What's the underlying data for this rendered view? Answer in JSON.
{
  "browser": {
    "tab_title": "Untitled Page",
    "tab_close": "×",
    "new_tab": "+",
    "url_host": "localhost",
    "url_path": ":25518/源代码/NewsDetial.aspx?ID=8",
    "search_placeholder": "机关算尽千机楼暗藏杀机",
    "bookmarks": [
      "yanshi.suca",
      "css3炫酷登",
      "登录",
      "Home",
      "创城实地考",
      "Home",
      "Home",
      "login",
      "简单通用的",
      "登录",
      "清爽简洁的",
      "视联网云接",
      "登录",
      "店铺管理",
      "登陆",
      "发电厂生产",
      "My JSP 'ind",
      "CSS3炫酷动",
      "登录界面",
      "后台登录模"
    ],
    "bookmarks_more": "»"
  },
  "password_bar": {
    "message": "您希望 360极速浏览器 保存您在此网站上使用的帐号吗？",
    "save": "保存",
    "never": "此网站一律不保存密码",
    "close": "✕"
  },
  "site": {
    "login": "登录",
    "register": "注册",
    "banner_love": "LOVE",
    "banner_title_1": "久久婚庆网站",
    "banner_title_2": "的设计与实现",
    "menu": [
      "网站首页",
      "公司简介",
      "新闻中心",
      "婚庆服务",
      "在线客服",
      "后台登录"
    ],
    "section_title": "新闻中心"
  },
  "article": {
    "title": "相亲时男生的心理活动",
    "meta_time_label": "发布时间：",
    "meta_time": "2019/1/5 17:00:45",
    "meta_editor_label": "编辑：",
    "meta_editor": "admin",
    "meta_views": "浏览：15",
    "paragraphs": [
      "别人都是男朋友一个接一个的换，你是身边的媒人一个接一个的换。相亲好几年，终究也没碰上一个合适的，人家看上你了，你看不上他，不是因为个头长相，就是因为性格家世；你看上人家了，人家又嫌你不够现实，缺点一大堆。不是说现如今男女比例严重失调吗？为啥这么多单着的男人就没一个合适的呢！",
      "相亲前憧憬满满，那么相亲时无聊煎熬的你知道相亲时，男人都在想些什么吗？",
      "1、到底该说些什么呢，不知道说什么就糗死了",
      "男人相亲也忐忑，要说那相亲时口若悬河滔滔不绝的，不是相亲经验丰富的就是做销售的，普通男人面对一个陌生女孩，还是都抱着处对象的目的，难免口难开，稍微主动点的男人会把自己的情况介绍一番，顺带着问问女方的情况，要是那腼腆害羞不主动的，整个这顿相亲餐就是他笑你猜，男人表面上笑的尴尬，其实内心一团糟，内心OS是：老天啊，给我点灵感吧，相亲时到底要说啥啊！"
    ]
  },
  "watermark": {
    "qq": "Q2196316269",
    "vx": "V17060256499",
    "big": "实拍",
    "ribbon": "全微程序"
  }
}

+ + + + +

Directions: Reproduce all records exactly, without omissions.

Answer section:
What's the underlying data for this rendered view? Answer in JSON.
{
  "browser": {
    "tab_title": "Untitled Page",
    "tab_close": "×",
    "new_tab": "+",
    "url_host": "localhost",
    "url_path": ":25518/源代码/NewsDetial.aspx?ID=8",
    "search_placeholder": "机关算尽千机楼暗藏杀机",
    "bookmarks": [
      "yanshi.suca",
      "css3炫酷登",
      "登录",
      "Home",
      "创城实地考",
      "Home",
      "Home",
      "login",
      "简单通用的",
      "登录",
      "清爽简洁的",
      "视联网云接",
      "登录",
      "店铺管理",
      "登陆",
      "发电厂生产",
      "My JSP 'ind",
      "CSS3炫酷动",
      "登录界面",
      "后台登录模"
    ],
    "bookmarks_more": "»"
  },
  "password_bar": {
    "message": "您希望 360极速浏览器 保存您在此网站上使用的帐号吗？",
    "save": "保存",
    "never": "此网站一律不保存密码",
    "close": "✕"
  },
  "site": {
    "login": "登录",
    "register": "注册",
    "banner_love": "LOVE",
    "banner_title_1": "久久婚庆网站",
    "banner_title_2": "的设计与实现",
    "menu": [
      "网站首页",
      "公司简介",
      "新闻中心",
      "婚庆服务",
      "在线客服",
      "后台登录"
    ],
    "section_title": "新闻中心"
  },
  "article": {
    "title": "相亲时男生的心理活动",
    "meta_time_label": "发布时间：",
    "meta_time": "2019/1/5 17:00:45",
    "meta_editor_label": "编辑：",
    "meta_editor": "admin",
    "meta_views": "浏览：15",
    "paragraphs": [
      "别人都是男朋友一个接一个的换，你是身边的媒人一个接一个的换。相亲好几年，终究也没碰上一个合适的，人家看上你了，你看不上他，不是因为个头长相，就是因为性格家世；你看上人家了，人家又嫌你不够现实，缺点一大堆。不是说现如今男女比例严重失调吗？为啥这么多单着的男人就没一个合适的呢！",
      "相亲前憧憬满满，那么相亲时无聊煎熬的你知道相亲时，男人都在想些什么吗？",
      "1、到底该说些什么呢，不知道说什么就糗死了",
      "男人相亲也忐忑，要说那相亲时口若悬河滔滔不绝的，不是相亲经验丰富的就是做销售的，普通男人面对一个陌生女孩，还是都抱着处对象的目的，难免口难开，稍微主动点的男人会把自己的情况介绍一番，顺带着问问女方的情况，要是那腼腆害羞不主动的，整个这顿相亲餐就是他笑你猜，男人表面上笑的尴尬，其实内心一团糟，内心OS是：老天啊，给我点灵感吧，相亲时到底要说啥啊！"
    ]
  },
  "watermark": {
    "qq": "Q2196316269",
    "vx": "V17060256499",
    "big": "实拍",
    "ribbon": "全微程序"
  }
}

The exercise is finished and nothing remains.